I was a late bloomer when it came to men, so it isn’t surprising that my only long term relationship began at 22. At 19 I met a man who was my first real infatuation, and though I felt rejected at the time, meeting him did help shape me into the woman I am today.
His name was Peter, a student teacher from America, and we met at my old high school. Before you get the wrong idea, I had already finished high school the year before, and that day I was visiting the art teacher. He had a great smile, tall, blue eyes, and as I show the art teacher my portfolio, he just listened. I mean, if I knew what my type was at that age, he would have ticked a few boxes.
Looking back at the 19 year old woman that I was, she was happy, yet also deeply insecure. I never saw myself as physically attractive, and no guys ever asked me out in high school. Being single didn’t bother me because I didn’t really know what people did in relationships - how can you spend that much time with each other and not get sick of one another?
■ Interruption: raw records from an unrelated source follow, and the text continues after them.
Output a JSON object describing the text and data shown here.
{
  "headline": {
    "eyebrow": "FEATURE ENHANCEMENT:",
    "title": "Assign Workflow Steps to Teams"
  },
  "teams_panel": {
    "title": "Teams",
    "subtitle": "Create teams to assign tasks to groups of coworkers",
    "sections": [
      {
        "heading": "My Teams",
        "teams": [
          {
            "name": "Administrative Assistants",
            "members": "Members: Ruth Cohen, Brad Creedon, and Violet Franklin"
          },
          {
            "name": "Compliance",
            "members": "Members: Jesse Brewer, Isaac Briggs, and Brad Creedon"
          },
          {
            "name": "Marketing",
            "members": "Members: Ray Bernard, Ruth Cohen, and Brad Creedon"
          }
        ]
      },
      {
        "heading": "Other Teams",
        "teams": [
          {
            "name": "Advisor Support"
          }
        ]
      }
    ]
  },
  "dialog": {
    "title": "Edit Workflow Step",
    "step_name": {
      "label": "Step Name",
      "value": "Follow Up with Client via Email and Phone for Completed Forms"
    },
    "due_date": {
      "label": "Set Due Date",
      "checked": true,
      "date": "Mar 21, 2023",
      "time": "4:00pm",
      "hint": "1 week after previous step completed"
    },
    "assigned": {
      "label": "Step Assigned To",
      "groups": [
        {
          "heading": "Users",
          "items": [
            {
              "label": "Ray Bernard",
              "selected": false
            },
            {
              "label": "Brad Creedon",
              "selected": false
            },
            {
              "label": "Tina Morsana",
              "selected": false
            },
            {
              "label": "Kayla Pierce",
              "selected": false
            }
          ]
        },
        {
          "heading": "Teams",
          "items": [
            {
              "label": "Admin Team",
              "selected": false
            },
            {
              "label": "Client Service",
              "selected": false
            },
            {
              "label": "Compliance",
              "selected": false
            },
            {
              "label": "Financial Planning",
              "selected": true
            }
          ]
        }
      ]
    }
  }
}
What could I offer that other people couldn’t give them?
Peter and I hung out a few times, but we never moved past that. This all happened before unlimited texts, and we both worked during the day, so we would talk at night. Deep down even though I knew he didn’t really feel the same way, I couldn’t accept that I was well and truly in the friendzone. It didn’t help he was actually a nice guy.
One day he rang, really excited. He got a job in Auckland. In Auckland, a city four hours away. Gutted didn’t begin to describe how I felt, and how hard it was to be happy for him. Nothing says a guy isn’t that into you by moving to another city. By the way, he took that job because it helped him to get his PR, and I understood that, but still, at the time, gutted.
On his last night in Whakatane, he was out with a friend and I was out with mine. I knew he was into one of my friends, because he often talked about her, and nothing plays into a woman’s insecurities than a guy you’re into telling you how much he’s into your friend. It came to a head at the end of the night, feeling confused, rejected and a bit drunk, I asked one of my girlfriends to drive me home. He caught me as I was walking to the car, but I didn’t want to talk to him. I was angry. At him? Maybe, but mainly at myself for being into a guy that didn’t want me. As I sat in the car while my friend drove away, he stared at me, with those damn gorgeous eyes, confused about how the night ended.
We tried to have a conversation about it a few weeks later after he moved to Auckland. He understood, though he didn’t really say much. We last saw each other for dinner, my birthday was coming up and he was in town and wanted to catch up. He didn’t say anything about that conversation, though he probably felt bad for me that he didn’t see me that way.
For my birthday, he gave me a book. Sounds odd I know, but like I said in the first paragraph, knowing him helped to figure a few things out. He gave me an inspirational quote book for young women trying to find their place in the world. One of the quotes that stood out to me went something like this…(This is a similar quote on Google).
The truth is, we were never together, and it was unfair to be angry at him for not feeling the same way. He was just not that into me. I read through that book in one night, laughing, crying and most of all, feeling grateful that I had a friend who cared enough about me, and the future men who would come into my life.
We’ve messaged maybe twice when he pops up on social media. I know he’s married with kids, and he’s happy. Sometimes I still think about him, though not the same way I did at 19. One day we’ll cross paths again, that I’m sure, and over coffee I will be sure to thank him for a life changing gift, my self worth.